> Task goal: The full set of records must be set down verbatim.

Entries supplied START

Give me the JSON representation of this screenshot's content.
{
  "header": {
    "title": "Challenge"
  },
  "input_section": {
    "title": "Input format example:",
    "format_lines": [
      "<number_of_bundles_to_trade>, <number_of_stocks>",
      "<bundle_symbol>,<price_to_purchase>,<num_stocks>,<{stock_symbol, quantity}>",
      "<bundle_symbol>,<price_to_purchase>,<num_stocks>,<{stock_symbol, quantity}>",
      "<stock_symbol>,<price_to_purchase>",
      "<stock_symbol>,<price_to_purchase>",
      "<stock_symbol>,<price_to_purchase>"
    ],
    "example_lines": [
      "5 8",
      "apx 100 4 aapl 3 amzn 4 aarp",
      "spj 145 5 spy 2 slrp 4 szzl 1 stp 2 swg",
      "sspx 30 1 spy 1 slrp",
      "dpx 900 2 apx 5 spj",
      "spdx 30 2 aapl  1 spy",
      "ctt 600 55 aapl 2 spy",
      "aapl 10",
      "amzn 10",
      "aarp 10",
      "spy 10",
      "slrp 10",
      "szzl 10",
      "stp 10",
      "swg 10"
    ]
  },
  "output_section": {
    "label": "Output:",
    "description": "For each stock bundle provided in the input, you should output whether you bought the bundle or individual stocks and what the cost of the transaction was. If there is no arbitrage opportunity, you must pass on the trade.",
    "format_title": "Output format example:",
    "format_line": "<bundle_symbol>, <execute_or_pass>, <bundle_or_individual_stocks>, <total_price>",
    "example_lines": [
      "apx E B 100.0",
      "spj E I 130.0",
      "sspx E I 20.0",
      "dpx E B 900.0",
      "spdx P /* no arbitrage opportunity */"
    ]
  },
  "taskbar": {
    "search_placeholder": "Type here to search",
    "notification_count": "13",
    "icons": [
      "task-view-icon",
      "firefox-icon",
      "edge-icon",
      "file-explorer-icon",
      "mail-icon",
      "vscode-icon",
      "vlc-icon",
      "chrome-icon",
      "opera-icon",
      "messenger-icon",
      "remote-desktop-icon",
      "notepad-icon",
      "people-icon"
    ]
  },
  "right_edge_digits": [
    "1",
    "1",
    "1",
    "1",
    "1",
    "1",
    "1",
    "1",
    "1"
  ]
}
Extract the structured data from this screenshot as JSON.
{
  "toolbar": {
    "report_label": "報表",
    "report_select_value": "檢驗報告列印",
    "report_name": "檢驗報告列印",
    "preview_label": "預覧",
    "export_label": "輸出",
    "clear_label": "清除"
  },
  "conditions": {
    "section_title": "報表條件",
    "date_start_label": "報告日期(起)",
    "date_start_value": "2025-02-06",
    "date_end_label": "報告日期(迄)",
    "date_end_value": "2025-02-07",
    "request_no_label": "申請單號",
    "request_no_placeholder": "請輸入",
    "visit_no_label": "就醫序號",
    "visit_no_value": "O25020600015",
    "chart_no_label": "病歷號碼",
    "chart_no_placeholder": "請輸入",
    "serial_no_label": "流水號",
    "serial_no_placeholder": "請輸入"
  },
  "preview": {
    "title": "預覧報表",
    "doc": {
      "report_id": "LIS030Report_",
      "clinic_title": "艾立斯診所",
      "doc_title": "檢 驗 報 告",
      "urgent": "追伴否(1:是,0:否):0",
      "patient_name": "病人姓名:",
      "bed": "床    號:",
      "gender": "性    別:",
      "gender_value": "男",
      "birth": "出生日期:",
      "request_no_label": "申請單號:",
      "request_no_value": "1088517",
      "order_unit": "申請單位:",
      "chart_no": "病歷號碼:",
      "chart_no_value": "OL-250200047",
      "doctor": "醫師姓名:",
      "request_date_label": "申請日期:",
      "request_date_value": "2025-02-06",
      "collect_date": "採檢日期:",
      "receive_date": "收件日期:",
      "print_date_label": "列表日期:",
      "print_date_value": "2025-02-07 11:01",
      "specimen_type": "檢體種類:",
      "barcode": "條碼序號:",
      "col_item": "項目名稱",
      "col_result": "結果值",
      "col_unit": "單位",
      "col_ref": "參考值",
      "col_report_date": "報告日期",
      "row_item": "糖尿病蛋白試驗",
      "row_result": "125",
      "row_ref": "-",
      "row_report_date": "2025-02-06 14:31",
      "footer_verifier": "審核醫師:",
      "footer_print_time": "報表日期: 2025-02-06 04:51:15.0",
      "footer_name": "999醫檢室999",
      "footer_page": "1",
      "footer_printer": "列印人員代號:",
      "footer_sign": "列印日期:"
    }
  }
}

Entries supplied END

> Answer to the problem:
Give me the JSON representation of this screenshot's content.
{
  "header": {
    "title": "Challenge"
  },
  "input_section": {
    "title": "Input format example:",
    "format_lines": [
      "<number_of_bundles_to_trade>, <number_of_stocks>",
      "<bundle_symbol>,<price_to_purchase>,<num_stocks>,<{stock_symbol, quantity}>",
      "<bundle_symbol>,<price_to_purchase>,<num_stocks>,<{stock_symbol, quantity}>",
      "<stock_symbol>,<price_to_purchase>",
      "<stock_symbol>,<price_to_purchase>",
      "<stock_symbol>,<price_to_purchase>"
    ],
    "example_lines": [
      "5 8",
      "apx 100 4 aapl 3 amzn 4 aarp",
      "spj 145 5 spy 2 slrp 4 szzl 1 stp 2 swg",
      "sspx 30 1 spy 1 slrp",
      "dpx 900 2 apx 5 spj",
      "spdx 30 2 aapl  1 spy",
      "ctt 600 55 aapl 2 spy",
      "aapl 10",
      "amzn 10",
      "aarp 10",
      "spy 10",
      "slrp 10",
      "szzl 10",
      "stp 10",
      "swg 10"
    ]
  },
  "output_section": {
    "label": "Output:",
    "description": "For each stock bundle provided in the input, you should output whether you bought the bundle or individual stocks and what the cost of the transaction was. If there is no arbitrage opportunity, you must pass on the trade.",
    "format_title": "Output format example:",
    "format_line": "<bundle_symbol>, <execute_or_pass>, <bundle_or_individual_stocks>, <total_price>",
    "example_lines": [
      "apx E B 100.0",
      "spj E I 130.0",
      "sspx E I 20.0",
      "dpx E B 900.0",
      "spdx P /* no arbitrage opportunity */"
    ]
  },
  "taskbar": {
    "search_placeholder": "Type here to search",
    "notification_count": "13",
    "icons": [
      "task-view-icon",
      "firefox-icon",
      "edge-icon",
      "file-explorer-icon",
      "mail-icon",
      "vscode-icon",
      "vlc-icon",
      "chrome-icon",
      "opera-icon",
      "messenger-icon",
      "remote-desktop-icon",
      "notepad-icon",
      "people-icon"
    ]
  },
  "right_edge_digits": [
    "1",
    "1",
    "1",
    "1",
    "1",
    "1",
    "1",
    "1",
    "1"
  ]
}
Extract the structured data from this screenshot as JSON.
{
  "toolbar": {
    "report_label": "報表",
    "report_select_value": "檢驗報告列印",
    "report_name": "檢驗報告列印",
    "preview_label": "預覧",
    "export_label": "輸出",
    "clear_label": "清除"
  },
  "conditions": {
    "section_title": "報表條件",
    "date_start_label": "報告日期(起)",
    "date_start_value": "2025-02-06",
    "date_end_label": "報告日期(迄)",
    "date_end_value": "2025-02-07",
    "request_no_label": "申請單號",
    "request_no_placeholder": "請輸入",
    "visit_no_label": "就醫序號",
    "visit_no_value": "O25020600015",
    "chart_no_label": "病歷號碼",
    "chart_no_placeholder": "請輸入",
    "serial_no_label": "流水號",
    "serial_no_placeholder": "請輸入"
  },
  "preview": {
    "title": "預覧報表",
    "doc": {
      "report_id": "LIS030Report_",
      "clinic_title": "艾立斯診所",
      "doc_title": "檢 驗 報 告",
      "urgent": "追伴否(1:是,0:否):0",
      "patient_name": "病人姓名:",
      "bed": "床    號:",
      "gender": "性    別:",
      "gender_value": "男",
      "birth": "出生日期:",
      "request_no_label": "申請單號:",
      "request_no_value": "1088517",
      "order_unit": "申請單位:",
      "chart_no": "病歷號碼:",
      "chart_no_value": "OL-250200047",
      "doctor": "醫師姓名:",
      "request_date_label": "申請日期:",
      "request_date_value": "2025-02-06",
      "collect_date": "採檢日期:",
      "receive_date": "收件日期:",
      "print_date_label": "列表日期:",
      "print_date_value": "2025-02-07 11:01",
      "specimen_type": "檢體種類:",
      "barcode": "條碼序號:",
      "col_item": "項目名稱",
      "col_result": "結果值",
      "col_unit": "單位",
      "col_ref": "參考值",
      "col_report_date": "報告日期",
      "row_item": "糖尿病蛋白試驗",
      "row_result": "125",
      "row_ref": "-",
      "row_report_date": "2025-02-06 14:31",
      "footer_verifier": "審核醫師:",
      "footer_print_time": "報表日期: 2025-02-06 04:51:15.0",
      "footer_name": "999醫檢室999",
      "footer_page": "1",
      "footer_printer": "列印人員代號:",
      "footer_sign": "列印日期:"
    }
  }
}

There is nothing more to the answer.